TASK GOAL: Among the entries below, please show each line that carries the word "icon".

EXTRACTED DATA:
******************************
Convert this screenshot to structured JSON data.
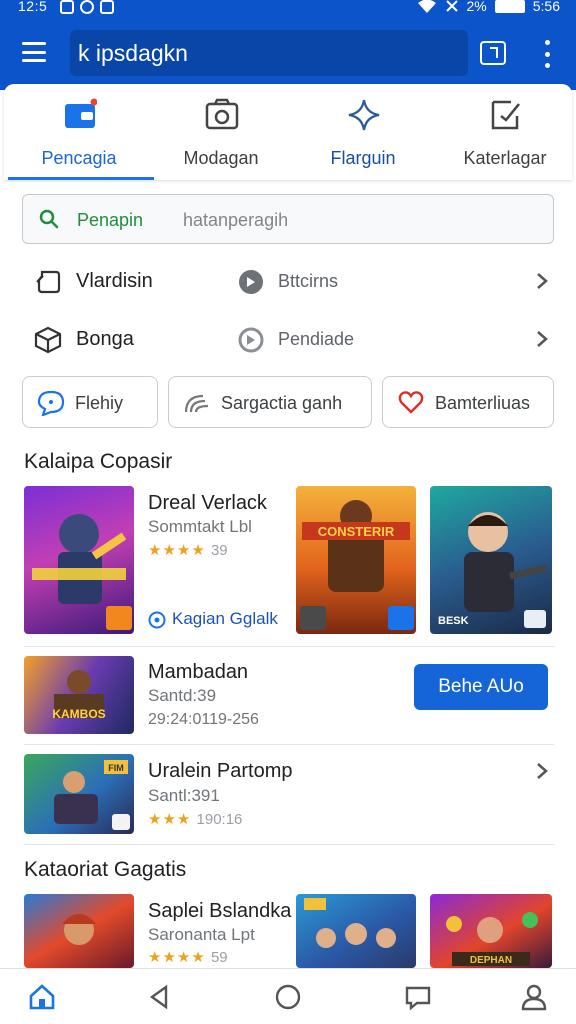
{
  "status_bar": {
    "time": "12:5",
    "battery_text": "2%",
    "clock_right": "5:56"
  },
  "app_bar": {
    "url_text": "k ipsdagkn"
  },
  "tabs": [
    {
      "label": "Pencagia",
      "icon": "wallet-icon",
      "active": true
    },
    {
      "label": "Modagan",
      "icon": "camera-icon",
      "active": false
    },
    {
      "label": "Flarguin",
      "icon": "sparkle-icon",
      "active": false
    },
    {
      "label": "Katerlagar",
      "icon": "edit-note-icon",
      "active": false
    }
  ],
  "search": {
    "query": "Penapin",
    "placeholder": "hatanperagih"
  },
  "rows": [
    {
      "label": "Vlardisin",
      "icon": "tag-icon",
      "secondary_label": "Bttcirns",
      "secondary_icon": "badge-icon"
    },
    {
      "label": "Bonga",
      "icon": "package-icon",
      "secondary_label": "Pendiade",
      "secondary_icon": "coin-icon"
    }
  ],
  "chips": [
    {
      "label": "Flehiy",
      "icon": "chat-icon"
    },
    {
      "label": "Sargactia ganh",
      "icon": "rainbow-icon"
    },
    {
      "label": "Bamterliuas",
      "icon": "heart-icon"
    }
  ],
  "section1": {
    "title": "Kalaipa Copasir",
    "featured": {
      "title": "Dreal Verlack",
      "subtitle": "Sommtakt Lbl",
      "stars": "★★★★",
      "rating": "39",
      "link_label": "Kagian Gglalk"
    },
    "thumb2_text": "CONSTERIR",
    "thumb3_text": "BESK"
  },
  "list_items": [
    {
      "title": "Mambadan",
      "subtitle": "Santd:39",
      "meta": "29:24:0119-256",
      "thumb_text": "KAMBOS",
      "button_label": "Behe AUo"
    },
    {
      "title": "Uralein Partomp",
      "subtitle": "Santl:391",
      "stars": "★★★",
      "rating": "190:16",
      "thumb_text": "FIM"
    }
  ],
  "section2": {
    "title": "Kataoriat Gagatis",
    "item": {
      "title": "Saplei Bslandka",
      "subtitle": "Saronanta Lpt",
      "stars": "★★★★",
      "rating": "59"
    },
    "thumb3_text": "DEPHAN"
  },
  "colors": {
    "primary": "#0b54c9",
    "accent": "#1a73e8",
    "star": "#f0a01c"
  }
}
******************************
THE ANSWER:
      "icon": "wallet-icon",
      "icon": "camera-icon",
      "icon": "sparkle-icon",
      "icon": "edit-note-icon",
      "icon": "tag-icon",
      "secondary_icon": "badge-icon"
      "icon": "package-icon",
      "secondary_icon": "coin-icon"
      "icon": "chat-icon"
      "icon": "rainbow-icon"
      "icon": "heart-icon"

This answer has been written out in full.